NEW MILFORD — Town residents and the Candlelight Farms airport have appealed the Connecticut Siting Council’s decision to approve a 20-megawatt solar farm on Candlewood Mountain.

In December, the Siting Council approved a petition from Ameresco Inc., the company that will own and operate the solar project, to install about 60,000 panels. The power generated will feed into the New England power grid through the Rocky River substation.

One appeal filed by last week’s deadline lists the plaintiffs as Rescue Candlewood Mountain, a group of residents who opposed the project; the Ostroves, the couple that started the group; and Candlelight Farms Airport, which is adjacent to the project site.

Pilots had expressed safety concerns, including the possibility that the panels would create a glare.

“We just don’t believe this is the right project for New Milford, and we’re ready to put our money where our mouth is,” Lisa Ostrove said. “You can’t gloss over and ignore the facts.”

Another appeal was filed by Carl Dunham, a resident and business owner who lives next to the project site and is also named in the other appeal.
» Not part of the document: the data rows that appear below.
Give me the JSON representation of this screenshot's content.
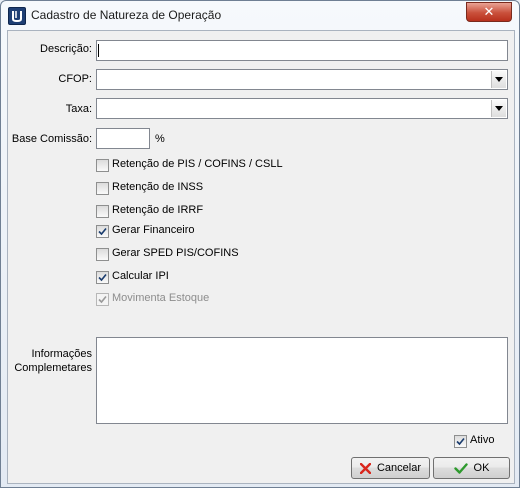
{
  "window": {
    "title": "Cadastro de Natureza de Operação",
    "close_label": "✕"
  },
  "form": {
    "descricao_label": "Descrição:",
    "descricao_value": "",
    "cfop_label": "CFOP:",
    "cfop_value": "",
    "taxa_label": "Taxa:",
    "taxa_value": "",
    "base_comissao_label": "Base Comissão:",
    "base_comissao_value": "",
    "percent_label": "%",
    "checkboxes": [
      {
        "label": "Retenção de PIS / COFINS / CSLL",
        "checked": false,
        "enabled": true
      },
      {
        "label": "Retenção de INSS",
        "checked": false,
        "enabled": true
      },
      {
        "label": "Retenção de IRRF",
        "checked": false,
        "enabled": true
      },
      {
        "label": "Gerar Financeiro",
        "checked": true,
        "enabled": true
      },
      {
        "label": "Gerar SPED PIS/COFINS",
        "checked": false,
        "enabled": true
      },
      {
        "label": "Calcular IPI",
        "checked": true,
        "enabled": true
      },
      {
        "label": "Movimenta Estoque",
        "checked": true,
        "enabled": false
      }
    ],
    "informacoes_label_1": "Informações",
    "informacoes_label_2": "Complemetares",
    "informacoes_value": "",
    "ativo_label": "Ativo",
    "ativo_checked": true
  },
  "buttons": {
    "cancel_label": "Cancelar",
    "ok_label": "OK"
  },
  "colors": {
    "cancel_icon": "#d9261c",
    "ok_icon": "#2e9a2e"
  }
}
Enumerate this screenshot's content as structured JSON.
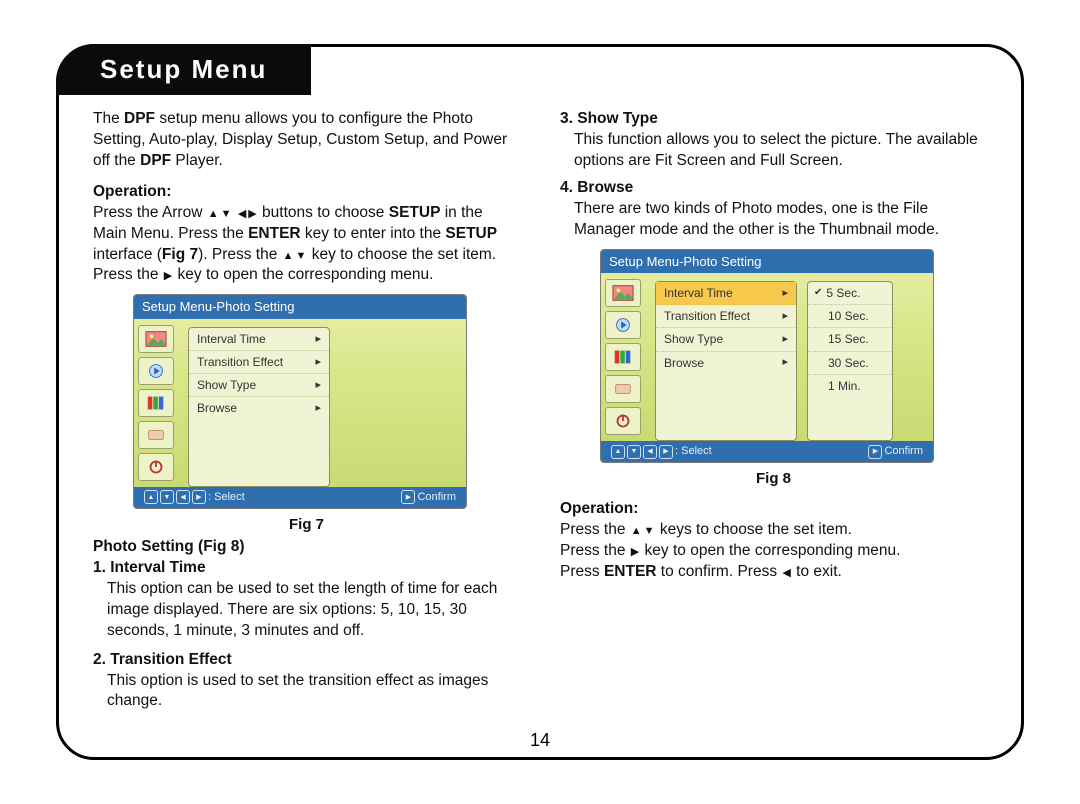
{
  "header": {
    "title": "Setup Menu"
  },
  "intro": {
    "pre": "The ",
    "b1": "DPF",
    "mid": " setup menu allows you to configure the Photo Setting, Auto-play, Display Setup, Custom Setup, and Power off the ",
    "b2": "DPF",
    "post": " Player."
  },
  "op_left": {
    "heading": "Operation:",
    "l1a": "Press the Arrow ",
    "l1b": " buttons to choose ",
    "b_setup": "SETUP",
    "l1c": " in the Main Menu. Press the ",
    "b_enter": "ENTER",
    "l1d": " key to enter into the ",
    "l1e": " interface (",
    "b_fig7": "Fig 7",
    "l1f": "). Press the ",
    "l1g": " key to choose the set item. Press the ",
    "l1h": " key to open the corresponding menu."
  },
  "fig7": {
    "title": "Setup Menu-Photo Setting",
    "rows": [
      "Interval Time",
      "Transition Effect",
      "Show Type",
      "Browse"
    ],
    "foot_select": ": Select",
    "foot_confirm": "Confirm",
    "caption": "Fig 7"
  },
  "photo_setting": {
    "heading": "Photo Setting (Fig 8)",
    "item1_h": "1. Interval Time",
    "item1_t": "This option can be used to set the length of time for each image displayed. There are six options: 5, 10, 15, 30 seconds, 1 minute, 3 minutes and off.",
    "item2_h": "2. Transition Effect",
    "item2_t": "This option is used to set the transition effect as images change."
  },
  "right": {
    "item3_h": "3. Show Type",
    "item3_t": "This function allows you to select the picture. The available options are Fit Screen and Full Screen.",
    "item4_h": "4. Browse",
    "item4_t": "There are two kinds of Photo modes, one is the File Manager mode and the other is the Thumbnail mode."
  },
  "fig8": {
    "title": "Setup Menu-Photo Setting",
    "rows": [
      "Interval Time",
      "Transition Effect",
      "Show Type",
      "Browse"
    ],
    "sub": [
      "5 Sec.",
      "10 Sec.",
      "15 Sec.",
      "30 Sec.",
      "1 Min."
    ],
    "foot_select": ": Select",
    "foot_confirm": "Confirm",
    "caption": "Fig 8"
  },
  "op_right": {
    "heading": "Operation:",
    "l1": "Press the ",
    "l1b": " keys to choose the set item.",
    "l2": "Press the ",
    "l2b": " key to open the corresponding menu.",
    "l3a": "Press ",
    "b_enter": "ENTER",
    "l3b": " to confirm. Press ",
    "l3c": " to exit."
  },
  "pagenum": "14"
}
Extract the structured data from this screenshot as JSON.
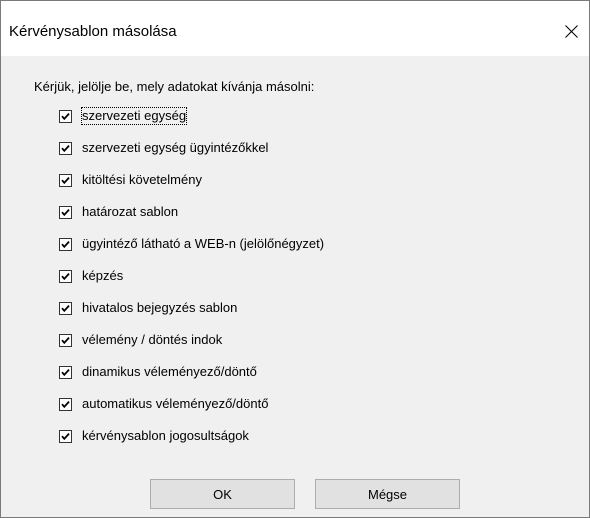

He once owned the land and proposed an active adult community there that was rejected.

Dunham said he also filed

independently because he feels he is the most affected by the project.

He said bookings for weddings at the bed and breakfast he owns next to the solar project site are down 40 percent from last year because people use the site for its bucolic setting and are now unsure how the panels will affect the landscape’s appearance.

Dunham argued the application was rushed so it wouldn’t have to comply with a state statute that went into effect a few days after the petition was filed. That statute requires the Siting Council to weigh the benefits of preserving green space to alternative energy.

Though the Siting Council ruled that law did not apply to this petition, Dunham believes a judge will use it to overturn the council’s ruling.

Town officials did not file an appeal.

But on Monday, the Town Council approved spending up to $25,000 to have Milone and MacBroom, a consulting firm used on other projects in town and already familiar with the site, review the stormwater management plan when it is submitted to the town.

Mayor Pete Bass said the payment in lieu of taxes agreement signed by the previous administration stated the stormwater management plan must be approved by the town’s inlands and wetlands office and/or the mayor. He said he doesn’t have stormwater expertise and wanted someone who does to review the plan to protect the town.

Melanie A. Bachman, executive director and staff attorney for the Connecticut Siting Council, said it’s hard to predict how long an appeal will take. She said the process can take one to three years, depending on whether appeals reach the state Supreme Court or Appellate Court.

The project doesn’t halt while an appeal is pending and construction can start once the Siting Council approves Ameresco’s development and management plan.

The project faced opposition from residents, the town and the state Department of Agriculture because it required clear-cutting about 60 acres of forest. Many raised environmental concerns, including possible erosion, stormwater runoff and loss of habitat for the wildlife living there, including some protected species.

Proponents of the project touted the economic benefits, including jobs and tax revenue, and said it would help the area meet its alternative energy goal. The developers said they would preserve 100 acres of land on the mountain that includes a popular hiking trail.

In an interview in December following the Siting Council’s decision, Bill LaMontagne, a partner with New Milford Clean Power, the site’s developer, said any party has the right to appeal.

“We’re prepared to defend any appeal,” LaMontagne said. He was not immediately available for comment.